To support the thesis that Jalloh had killed himself, the court had a police officer of Jalloh’s size shackled in exactly the way he had been. This showed that it was possible, albeit involving enormous acrobatic efforts, to remove a lighter from the trouser pockets or from inside the underwear, and then set fire to the “highly flammable” mattress. He only needed to hold the lighter underneath it for long enough.
This was the kind of hypothesis upon which the accused Hans-Ulrich M. and Andreas S. were finally acquitted.
Even court testimony from forensic pathologists had no influence on the judgement. According to this testimony, even had Oury Jalloh not been burned to death by the still unresolved issue of the fire, the stress position in which he was shackled meant he may well have suffered heart failure or have suffocated on his vomit.

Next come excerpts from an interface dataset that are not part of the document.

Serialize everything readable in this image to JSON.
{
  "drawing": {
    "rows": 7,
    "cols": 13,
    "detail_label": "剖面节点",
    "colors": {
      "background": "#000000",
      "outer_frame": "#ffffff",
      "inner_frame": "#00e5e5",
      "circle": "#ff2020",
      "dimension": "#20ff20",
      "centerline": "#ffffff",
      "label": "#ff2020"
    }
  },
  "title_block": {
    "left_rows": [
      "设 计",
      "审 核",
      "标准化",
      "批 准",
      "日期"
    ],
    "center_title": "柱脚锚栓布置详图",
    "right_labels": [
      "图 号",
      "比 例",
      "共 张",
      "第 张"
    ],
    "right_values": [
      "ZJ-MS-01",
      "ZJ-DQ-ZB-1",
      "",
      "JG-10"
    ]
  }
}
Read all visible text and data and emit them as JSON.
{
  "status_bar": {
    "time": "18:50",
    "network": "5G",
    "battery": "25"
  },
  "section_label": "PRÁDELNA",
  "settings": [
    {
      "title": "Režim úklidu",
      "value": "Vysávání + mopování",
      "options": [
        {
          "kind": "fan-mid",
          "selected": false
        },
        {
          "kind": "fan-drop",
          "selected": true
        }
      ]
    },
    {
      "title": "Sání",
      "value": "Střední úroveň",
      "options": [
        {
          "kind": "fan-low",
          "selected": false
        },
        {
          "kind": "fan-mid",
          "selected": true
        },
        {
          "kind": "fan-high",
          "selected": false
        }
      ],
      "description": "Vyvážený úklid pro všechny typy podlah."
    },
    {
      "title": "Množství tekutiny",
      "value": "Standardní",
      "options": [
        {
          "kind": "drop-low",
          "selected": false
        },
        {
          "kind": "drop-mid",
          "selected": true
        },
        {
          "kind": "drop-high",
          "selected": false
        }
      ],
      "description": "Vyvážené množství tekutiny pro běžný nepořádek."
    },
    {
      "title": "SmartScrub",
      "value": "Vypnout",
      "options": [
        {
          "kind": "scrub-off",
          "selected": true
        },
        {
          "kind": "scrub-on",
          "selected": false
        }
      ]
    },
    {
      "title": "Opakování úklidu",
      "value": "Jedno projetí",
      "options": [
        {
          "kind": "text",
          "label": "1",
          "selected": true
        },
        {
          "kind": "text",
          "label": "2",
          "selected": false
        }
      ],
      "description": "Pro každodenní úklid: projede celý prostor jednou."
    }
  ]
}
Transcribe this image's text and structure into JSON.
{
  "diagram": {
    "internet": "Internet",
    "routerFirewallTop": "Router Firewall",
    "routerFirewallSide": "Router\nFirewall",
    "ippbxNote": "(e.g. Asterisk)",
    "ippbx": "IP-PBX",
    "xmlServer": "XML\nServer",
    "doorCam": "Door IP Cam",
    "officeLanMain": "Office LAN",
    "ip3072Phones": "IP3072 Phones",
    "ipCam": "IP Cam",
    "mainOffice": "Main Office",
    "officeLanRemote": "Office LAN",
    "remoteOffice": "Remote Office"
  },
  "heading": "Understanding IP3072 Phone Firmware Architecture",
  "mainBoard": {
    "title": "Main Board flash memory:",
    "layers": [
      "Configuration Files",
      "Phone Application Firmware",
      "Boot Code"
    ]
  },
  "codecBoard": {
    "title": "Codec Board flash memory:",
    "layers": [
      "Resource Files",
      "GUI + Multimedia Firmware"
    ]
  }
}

In its press statement, PRO ASYL reaches a striking conclusion: The court failed to fully clarify what had happened “not least because it confronted a wall of silence on the part of the police witnesses and a plethora of failures in the investigation, which in their entirety permitted the conclusions that on that day, anything was possible in cell number 5 in the Dessau police station. In his verbal findings, the presiding judge found clear words to describe these conditions—against this background, due process of law was not possible. The acquittals in Dessau are indications of a crisis in the rule of law.”
The behaviour of the Dessau police and public prosecutor is not an isolated occurrence. It recalls the worst instances of arbitrary police actions, in which its corporate attitudes, contradictions, cover-ups, failed investigations, sloppiness, and untenable hypotheses are a commonplace.
During the trial of the neo-Nazis who murdered the Mozambican Alberto Adriano in Dessau in the summer 2000, it was revealed that the Dessau police regularly went “hunting” for Africans in the city park. Claiming there was suspicion of drug dealing, Africans were publicly stripped and searched. At that time, a preliminary investigation was mounted into three policemen who had beaten and kicked an 18-year-old African at the police station.
Xenophobic and right-wing extremist attitudes are not only common among police officers in Dessau. A new study by the Friedrich Ebert Foundation came to the conclusion that 40 percent of officials in Saxony Anhalt held anti-foreigner attitudes. Similar results were found in other German states. For years, there have been numerous violent attacks by police officers against foreigners, asylum-seekers and the homeless. According to one study, in 2004 in Berlin only 7 out of 766 cases of bodily injury caused by the police resulted in charges being laid. Only two of these cases ended with a conviction.
It should also not go unmentioned that the far right had positioned people in the Dessau courtroom throughout the recent trial. Their presence not only constituted a tremendous provocation against Jalloh’s friends and defence team, the attendance of these neo-Nazis was obviously intended to bolster the police as well. Neo-Nazi web sites attacked the proceedings as a “show trial” organised by the “left” against upstanding German police officers.